Wet corn gluten feed (WCGF) is commonly included in lactation rations for dairy cattle. Research at Kansas State University has shown that increasing WCGF inclusion decreased ruminal pH. Lack of adequate particle size may result in this decrease and can impact efficiencies, animal health and longevity. A study was conducted to look at the effects of feeding WCGF while maintaining > 10% of particles > 19 mm across diets. We hypothesized that as WCGF increased, DMI and milk yield would increase while ruminal pH would be maintained. Seven ruminally-cannulated, lactating Holstein cows were used in an incomplete 4 × 4 Latin square design with treatments of 0, 12.4, 24.5 or 35.1% WCGF across 4 periods of 21 d. Alfalfa hay was used to maintain particle size. All diets met particle size goals; however, as WCGF increased, the proportion of particles > 19 mm decreased (P = 0.01) and cows changed their sorting behavior in favor of particles > 19 mm (P = 0.03) and against particles on the bottom screen (P < 0.01) and pan (P = 0.01). As WCGF increased, ruminal pH and ECM/DMI were not affected, yet DMI (P = 0.02) and milk yield (P = 0.02) increased quadratically. Milk protein, lactose and fat concentrations were not affected; however, milk protein (P = 0.004; linear) and lactose (P = 0.02; quadratic) yields increased. In a separate study, active dry yeast (ADY) products, commonly used in the dairy industry to support ruminal health, were evaluated for product guarantees and effects of storage and storage medium. Few products received through normal distribution met product guarantees (1 of 6; experiment 1) and after 3 mo of storage cell viability dropped significantly (P < 0.01). In the second experiment, products were stored in ground corn or in a vitamin-trace mineral mix (VTM). Depressions in viability caused by high-temperature storage were partially mitigated when ADY products were stored with a VTM. Although both mediums resulted in lower cell viabilities after storage at 40ºC, VTM cell viabilities were significantly (P = 0.02) higher than ground corn.

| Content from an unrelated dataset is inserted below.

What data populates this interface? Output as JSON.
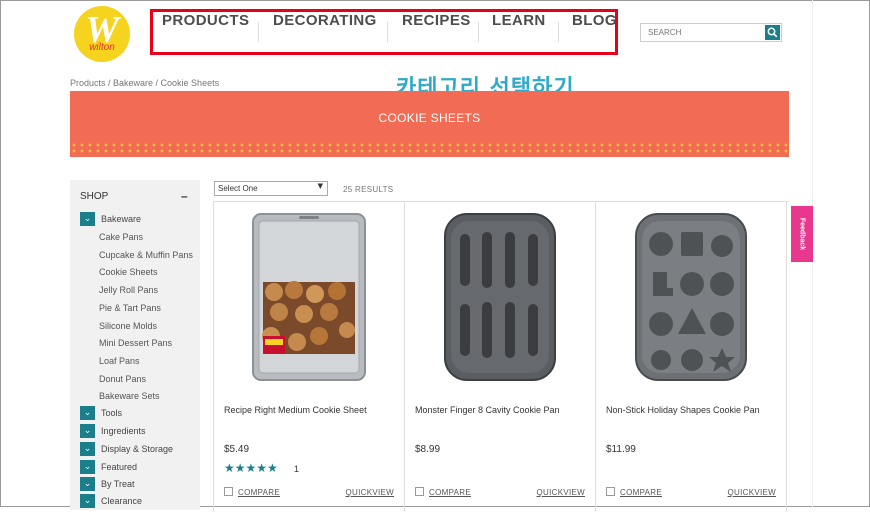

peNDF, Wet corn gluten feed, Ruminal pH, Active dry yeast, Viability

Graduation Month



Master of Science


Department of Animal Sciences and Industry

Major Professor

Barry J. Bradford